Counsel said his client was at the children’s house rarely and noted a social worker who performed spot checks on the house had no memory of him. He said the man was not someone who was hanging around. He said his client led a different life to his sisters and their husbands.
He outlined that the eldest child had indicated in his evidence that the one allegation he made against his client in a garda interview in 2017 had actually been another of the accused. He said the fact that there is now no allegation from the eldest child against his client “speaks volumes.” He suggested that the eldest child had perhaps been best able to process what happened and there was a significant danger that his client should not be here at all.
Mr Devally told the jury he was not urging them to look upon the complainants as anything other than damaged, brave, horribly abused children trying to make sense of something and this was not about denigrating them.

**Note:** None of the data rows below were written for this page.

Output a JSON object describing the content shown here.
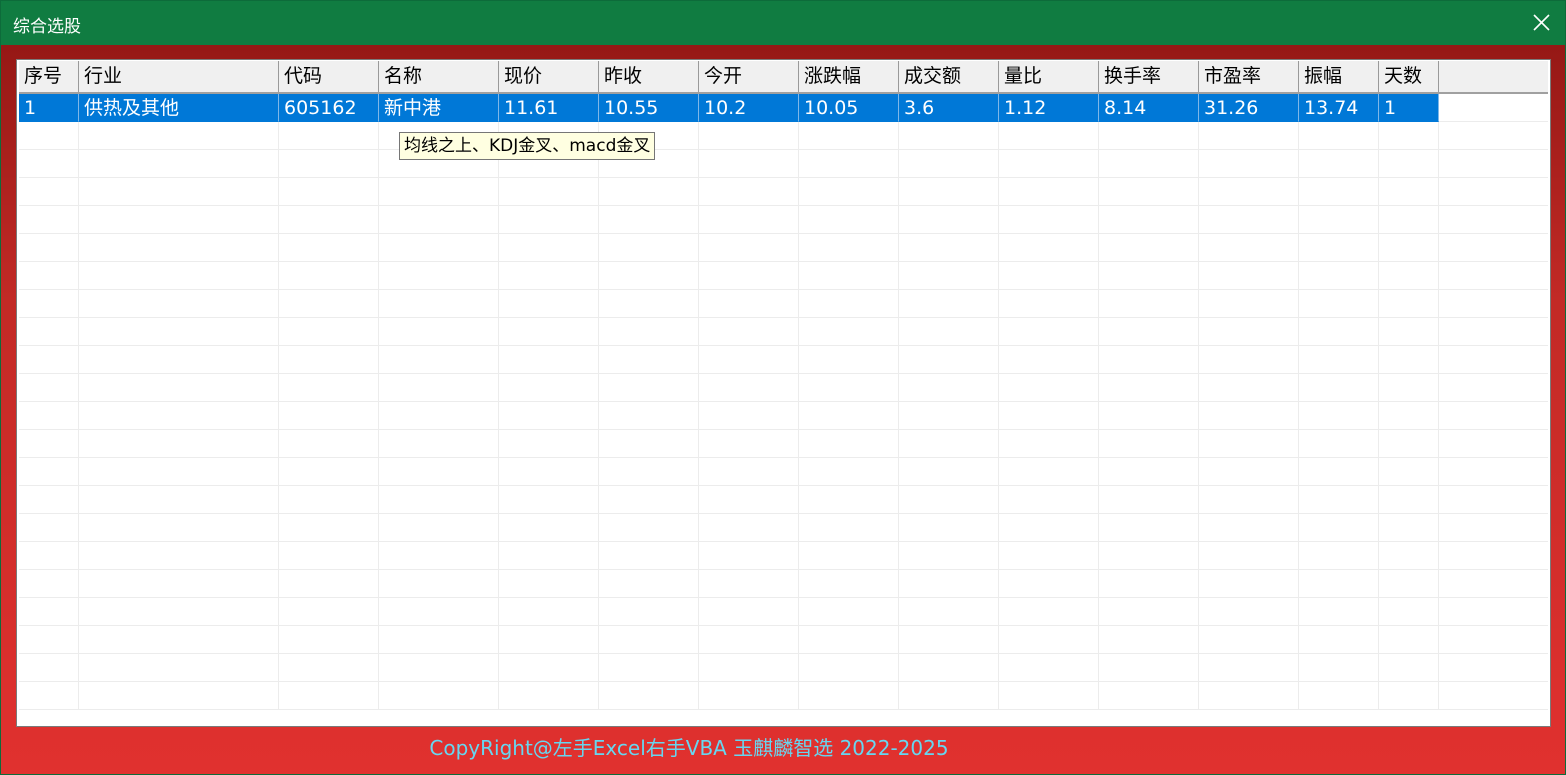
{
  "window": {
    "title": "综合选股"
  },
  "grid": {
    "columns": [
      "序号",
      "行业",
      "代码",
      "名称",
      "现价",
      "昨收",
      "今开",
      "涨跌幅",
      "成交额",
      "量比",
      "换手率",
      "市盈率",
      "振幅",
      "天数"
    ],
    "rows": [
      [
        "1",
        "供热及其他",
        "605162",
        "新中港",
        "11.61",
        "10.55",
        "10.2",
        "10.05",
        "3.6",
        "1.12",
        "8.14",
        "31.26",
        "13.74",
        "1"
      ]
    ],
    "selected_row": 0
  },
  "tooltip": {
    "text": "均线之上、KDJ金叉、macd金叉"
  },
  "footer": {
    "text": "CopyRight@左手Excel右手VBA 玉麒麟智选  2022-2025"
  },
  "colors": {
    "titlebar": "#107c41",
    "frame_top": "#8e1512",
    "frame_bottom": "#e1312f",
    "selection": "#0078d7",
    "footer_text": "#67d6f0"
  },
  "icons": {
    "close": "close-icon"
  }
}
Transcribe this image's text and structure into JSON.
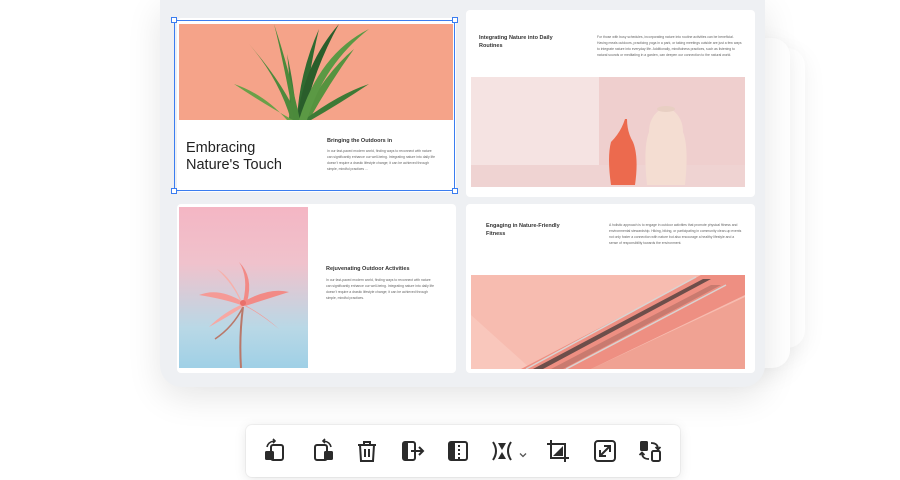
{
  "pages": {
    "p1": {
      "title": "Embracing\nNature's Touch",
      "subtitle": "Bringing the Outdoors in",
      "body": "In our fast-paced modern world, finding ways to reconnect with nature can significantly enhance our well-being. Integrating nature into daily life doesn't require a drastic lifestyle change; it can be achieved through simple, mindful practices ..."
    },
    "p2": {
      "subtitle": "Integrating Nature into Daily Routines",
      "body": "For those with busy schedules, incorporating nature into routine activities can be beneficial. Having meals outdoors, practicing yoga in a park, or taking meetings outside are just a few ways to integrate nature into everyday life. Additionally, mindfulness practices, such as listening to natural sounds or meditating in a garden, can deepen our connection to the natural world."
    },
    "p3": {
      "subtitle": "Rejuvenating Outdoor Activities",
      "body": "In our fast-paced modern world, finding ways to reconnect with nature can significantly enhance our well-being. Integrating nature into daily life doesn't require a drastic lifestyle change; it can be achieved through simple, mindful practices."
    },
    "p4": {
      "subtitle": "Engaging in Nature-Friendly Fitness",
      "body": "A holistic approach is to engage in outdoor activities that promote physical fitness and environmental stewardship. Hiking, biking, or participating in community clean-up events not only foster a connection with nature but also encourage a healthy lifestyle and a sense of responsibility towards the environment."
    }
  },
  "toolbar": {
    "tools": [
      {
        "icon": "rotate-left-icon"
      },
      {
        "icon": "rotate-right-icon"
      },
      {
        "icon": "trash-icon"
      },
      {
        "icon": "extract-page-icon"
      },
      {
        "icon": "split-page-icon"
      },
      {
        "icon": "insert-page-icon"
      },
      {
        "icon": "crop-icon"
      },
      {
        "icon": "resize-icon"
      },
      {
        "icon": "replace-page-icon"
      }
    ]
  },
  "colors": {
    "selection": "#3b7df0",
    "icon": "#2b2b2b",
    "accent_coral": "#f5a389"
  }
}
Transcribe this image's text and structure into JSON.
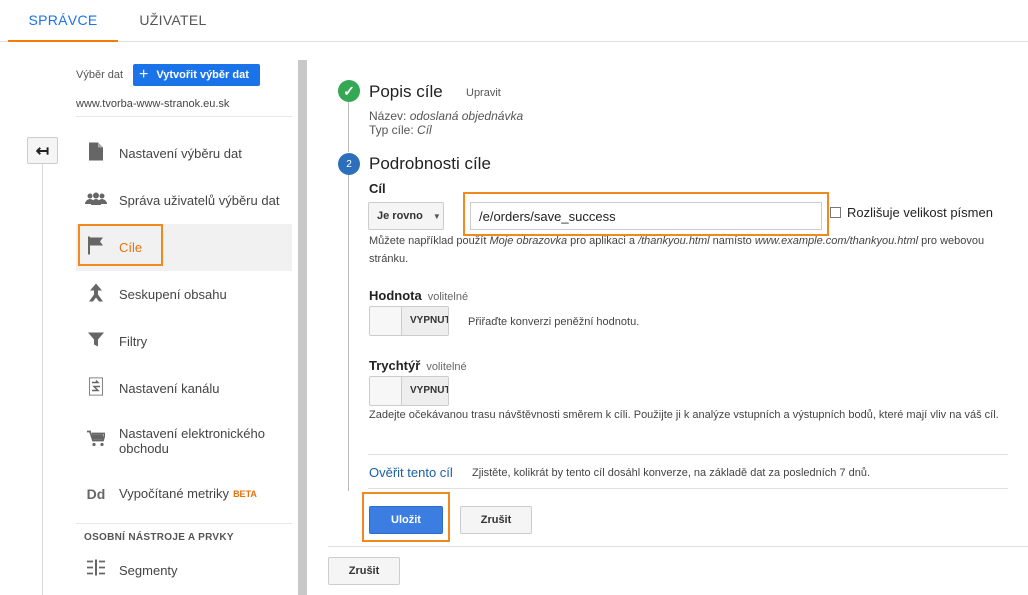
{
  "tabs": {
    "admin": "SPRÁVCE",
    "user": "UŽIVATEL"
  },
  "sidebar": {
    "view_label": "Výběr dat",
    "create_button": "Vytvořit výběr dat",
    "site": "www.tvorba-www-stranok.eu.sk",
    "items": [
      {
        "label": "Nastavení výběru dat",
        "icon": "document-icon"
      },
      {
        "label": "Správa uživatelů výběru dat",
        "icon": "users-icon"
      },
      {
        "label": "Cíle",
        "icon": "flag-icon",
        "active": true
      },
      {
        "label": "Seskupení obsahu",
        "icon": "grouping-icon"
      },
      {
        "label": "Filtry",
        "icon": "filter-icon"
      },
      {
        "label": "Nastavení kanálu",
        "icon": "channel-icon"
      },
      {
        "label": "Nastavení elektronického obchodu",
        "icon": "cart-icon"
      },
      {
        "label": "Vypočítané metriky",
        "icon": "dd-icon",
        "badge": "BETA"
      }
    ],
    "section_label": "OSOBNÍ NÁSTROJE A PRVKY",
    "segments_label": "Segmenty"
  },
  "goal": {
    "description_title": "Popis cíle",
    "edit_link": "Upravit",
    "name_label": "Název:",
    "name_value": "odoslaná objednávka",
    "type_label": "Typ cíle:",
    "type_value": "Cíl",
    "step2_number": "2",
    "details_title": "Podrobnosti cíle",
    "destination_label": "Cíl",
    "match_type": "Je rovno",
    "destination_value": "/e/orders/save_success",
    "case_sensitive_label": "Rozlišuje velikost písmen",
    "hint_prefix": "Můžete například použít ",
    "hint_example1": "Moje obrazovka",
    "hint_mid1": " pro aplikaci a ",
    "hint_example2": "/thankyou.html",
    "hint_mid2": " namísto ",
    "hint_example3": "www.example.com/thankyou.html",
    "hint_suffix": " pro webovou stránku.",
    "value_label": "Hodnota",
    "value_optional": "volitelné",
    "value_toggle": "VYPNUTO",
    "value_hint": "Přiřaďte konverzi peněžní hodnotu.",
    "funnel_label": "Trychtýř",
    "funnel_optional": "volitelné",
    "funnel_toggle": "VYPNUTO",
    "funnel_hint": "Zadejte očekávanou trasu návštěvnosti směrem k cíli. Použijte ji k analýze vstupních a výstupních bodů, které mají vliv na váš cíl.",
    "verify_link": "Ověřit tento cíl",
    "verify_hint": "Zjistěte, kolikrát by tento cíl dosáhl konverze, na základě dat za posledních 7 dnů.",
    "save_button": "Uložit",
    "cancel_button": "Zrušit",
    "cancel_outer_button": "Zrušit"
  },
  "colors": {
    "accent": "#1a73e8",
    "highlight": "#f0891e",
    "success": "#34a853",
    "step": "#2d6fba"
  }
}
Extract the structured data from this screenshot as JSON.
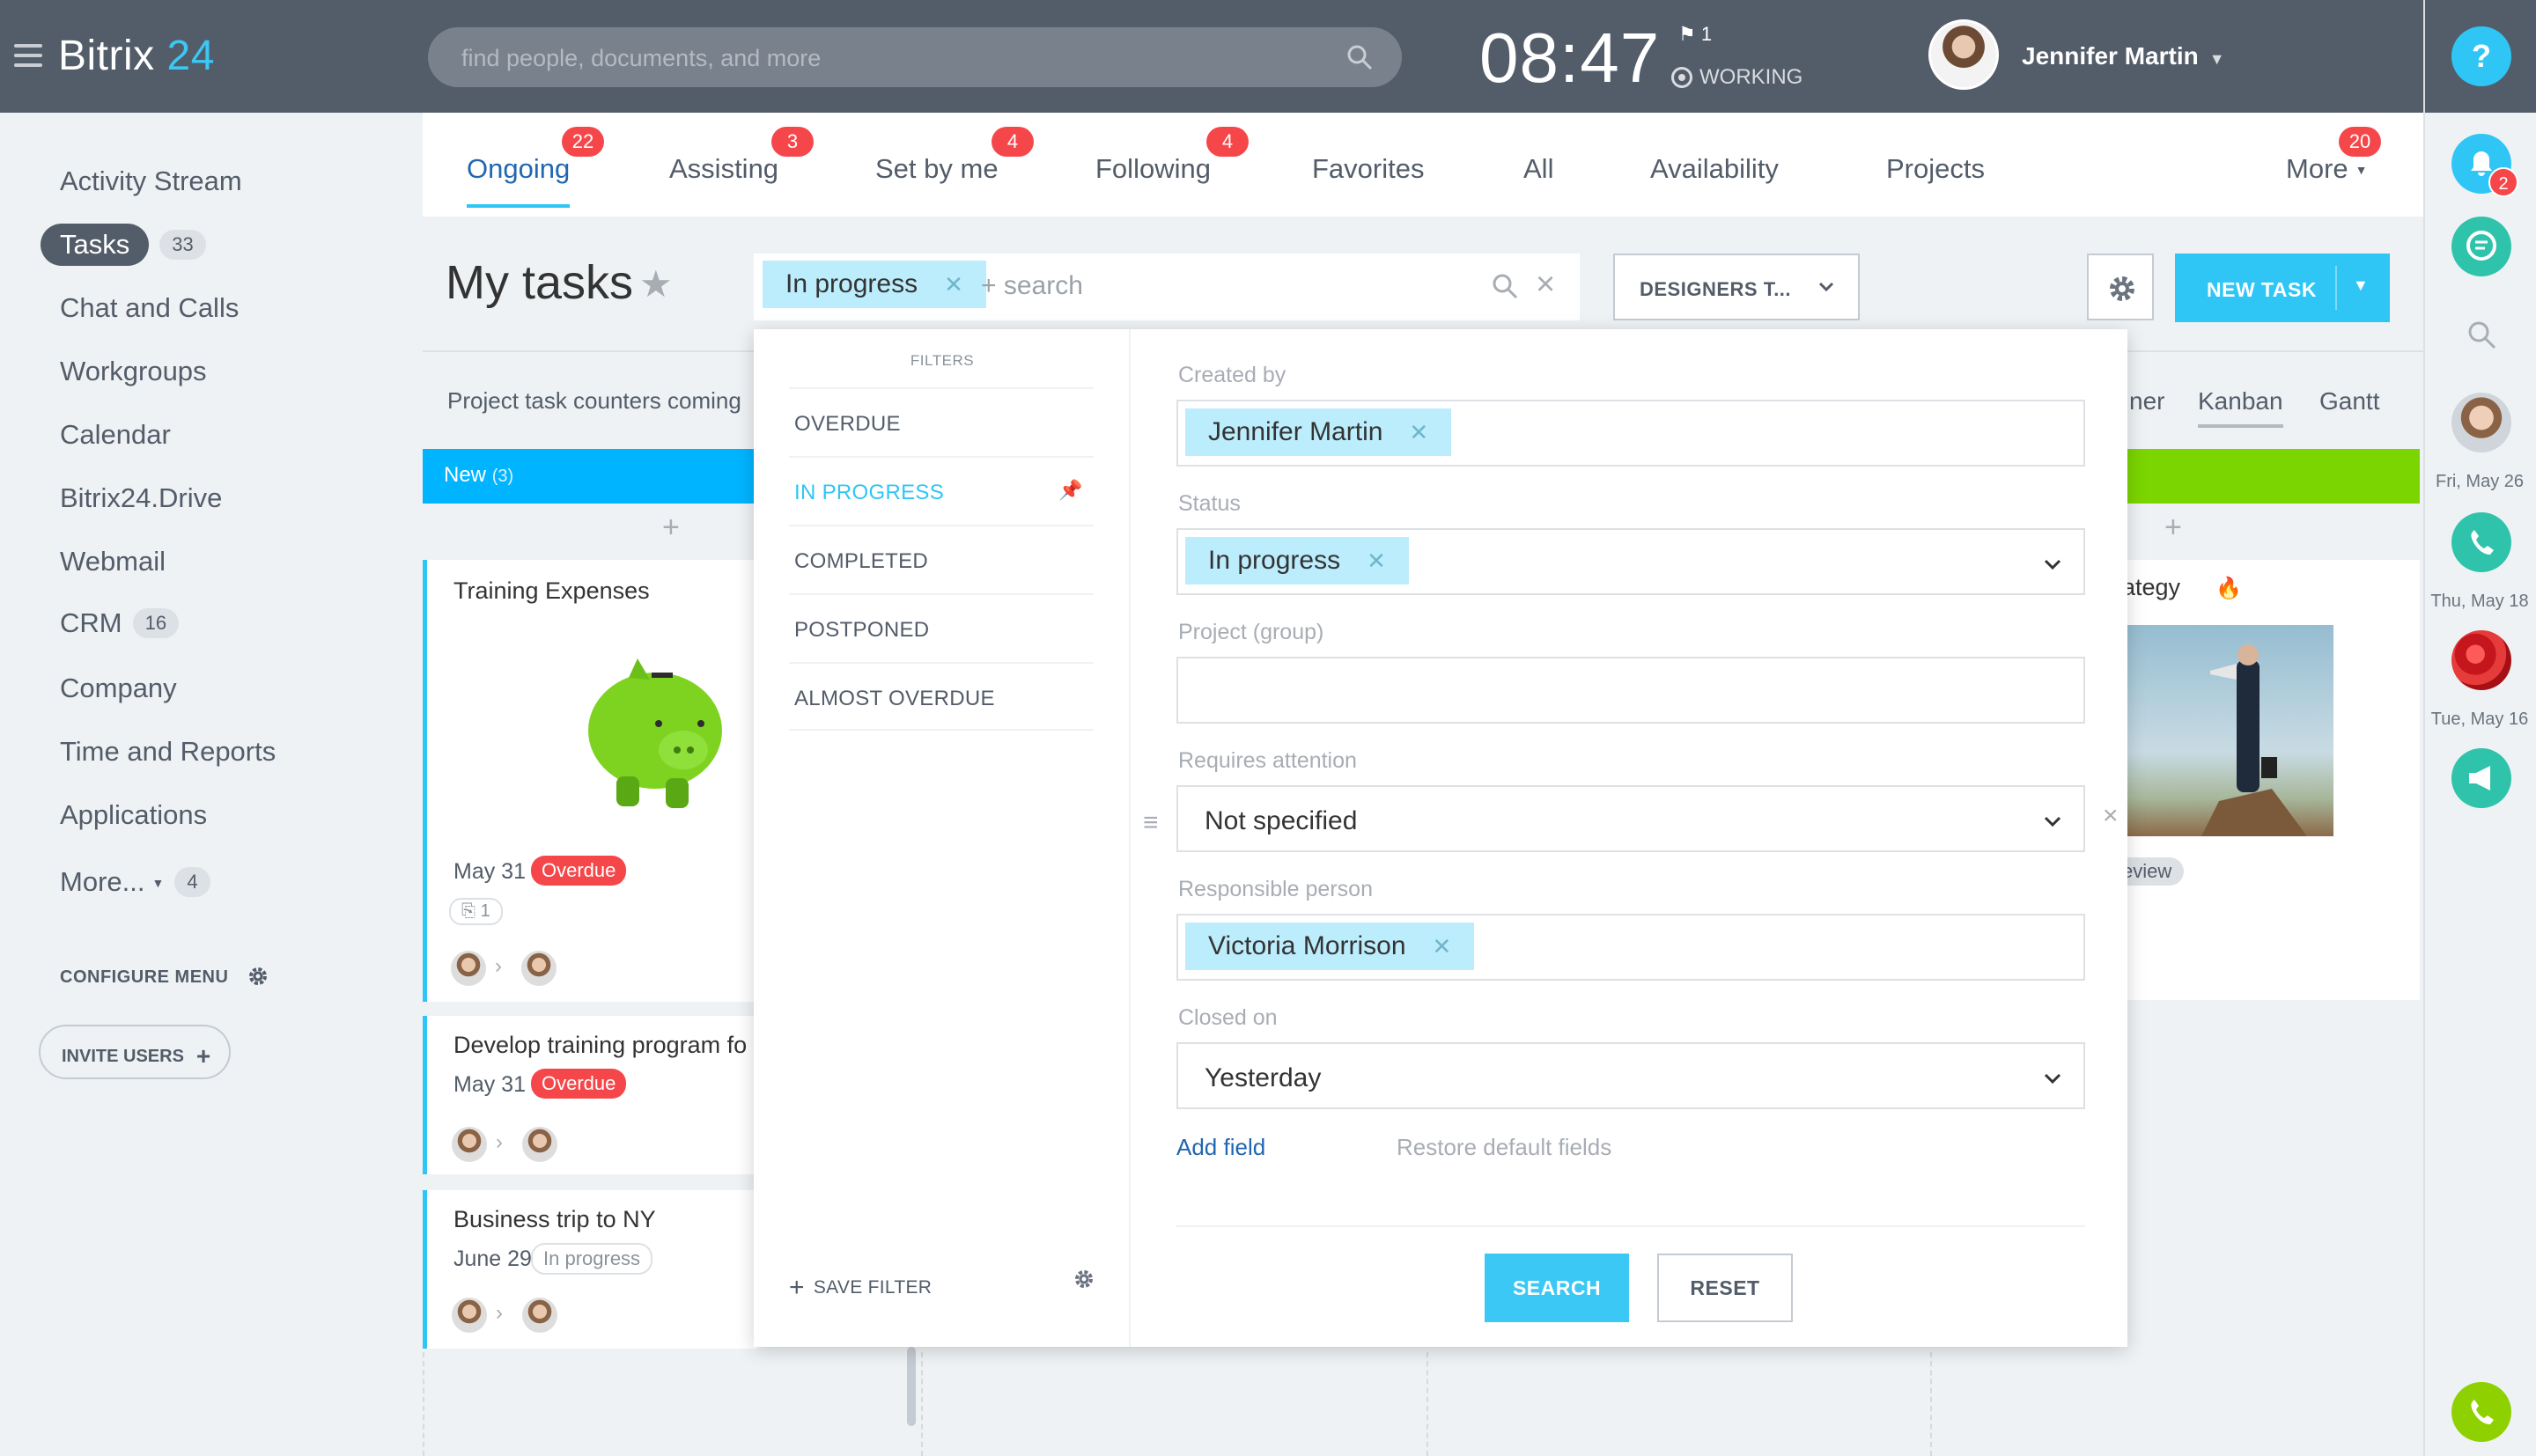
{
  "header": {
    "logo_main": "Bitrix",
    "logo_num": "24",
    "search_placeholder": "find people, documents, and more",
    "clock": "08:47",
    "flag_count": "1",
    "work_status": "WORKING",
    "user_name": "Jennifer Martin"
  },
  "sidebar": {
    "items": [
      {
        "label": "Activity Stream"
      },
      {
        "label": "Tasks",
        "counter": "33"
      },
      {
        "label": "Chat and Calls"
      },
      {
        "label": "Workgroups"
      },
      {
        "label": "Calendar"
      },
      {
        "label": "Bitrix24.Drive"
      },
      {
        "label": "Webmail"
      },
      {
        "label": "CRM",
        "counter": "16"
      },
      {
        "label": "Company"
      },
      {
        "label": "Time and Reports"
      },
      {
        "label": "Applications"
      },
      {
        "label": "More...",
        "counter": "4"
      }
    ],
    "configure_menu": "CONFIGURE MENU",
    "invite_users": "INVITE USERS"
  },
  "tabs": [
    {
      "label": "Ongoing",
      "badge": "22"
    },
    {
      "label": "Assisting",
      "badge": "3"
    },
    {
      "label": "Set by me",
      "badge": "4"
    },
    {
      "label": "Following",
      "badge": "4"
    },
    {
      "label": "Favorites"
    },
    {
      "label": "All"
    },
    {
      "label": "Availability"
    },
    {
      "label": "Projects"
    },
    {
      "label": "More",
      "badge": "20"
    }
  ],
  "toolbar": {
    "page_title": "My tasks",
    "filter_chip": "In progress",
    "search_placeholder": "+ search",
    "designers_label": "DESIGNERS T...",
    "new_task_label": "NEW TASK"
  },
  "subheader": {
    "counters_note": "Project task counters coming",
    "views": [
      "ner",
      "Kanban",
      "Gantt"
    ]
  },
  "kanban": {
    "new_column": {
      "title": "New",
      "count": "(3)"
    },
    "cards": [
      {
        "title": "Training Expenses",
        "date": "May 31",
        "status": "Overdue",
        "attachments": "1"
      },
      {
        "title": "Develop training program fo",
        "date": "May 31",
        "status": "Overdue"
      },
      {
        "title": "Business trip to NY",
        "date": "June 29",
        "status": "In progress"
      }
    ],
    "right_card": {
      "title": "ategy",
      "tag": "eview"
    }
  },
  "filter_popup": {
    "header": "FILTERS",
    "presets": [
      "OVERDUE",
      "IN PROGRESS",
      "COMPLETED",
      "POSTPONED",
      "ALMOST OVERDUE"
    ],
    "active_preset": "IN PROGRESS",
    "save_filter": "SAVE FILTER",
    "fields": {
      "created_by": {
        "label": "Created by",
        "value": "Jennifer Martin"
      },
      "status": {
        "label": "Status",
        "value": "In progress"
      },
      "project": {
        "label": "Project (group)",
        "value": ""
      },
      "requires_attention": {
        "label": "Requires attention",
        "value": "Not specified"
      },
      "responsible": {
        "label": "Responsible person",
        "value": "Victoria Morrison"
      },
      "closed_on": {
        "label": "Closed on",
        "value": "Yesterday"
      }
    },
    "add_field": "Add field",
    "restore_defaults": "Restore default fields",
    "search_button": "SEARCH",
    "reset_button": "RESET"
  },
  "right_rail": {
    "help": "?",
    "notifications_badge": "2",
    "dates": [
      "Fri, May 26",
      "Thu, May 18",
      "Tue, May 16"
    ]
  },
  "colors": {
    "header_bg": "#535c69",
    "accent": "#2fc6f6",
    "badge_red": "#f5474a",
    "new_column": "#00b4ff",
    "green_column": "#7bd500"
  }
}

In his closing speech earlier this week, Bernard Condon SC, prosecuting, had told the jury the uncle was “not an afterthought” because the first allegations made against him were in two of the children's second interviews with gardaí. “The prosecution case is that [he] was a key part of this”.
He told the jury that in the children's first interview, the girl became tearful and distressed and the boy was fidgety and distracted. He rejected the idea that the children were “trying to destroy people' and tell untruths. He said the fact they conceded they may have been mistaken in relation to the allegations against other people in the case was a “mark of honesty”.
“How many people were involved in this? How many people were abusing these children?” he said. “They are very very young. They are doing their best. And they have given an account.”
He said they most certainly did not make any concession in relation to the uncle and that they answered the questions put to them carefully.
Mr Condon said this man gave a “bizarre presentation” to gardaí along the lines of “see no evil, hear no evil, speak no evil” in which he said he wasn't aware of the conditions the children were living in. “Everybody else did.”
Mr Justice McDermott directed the jury on a number of legal principles including the burden of proof, presumption of innocence and the ingredients of each of the alleged offences before sending them home for the weekend. He will continue his charge on Monday morning.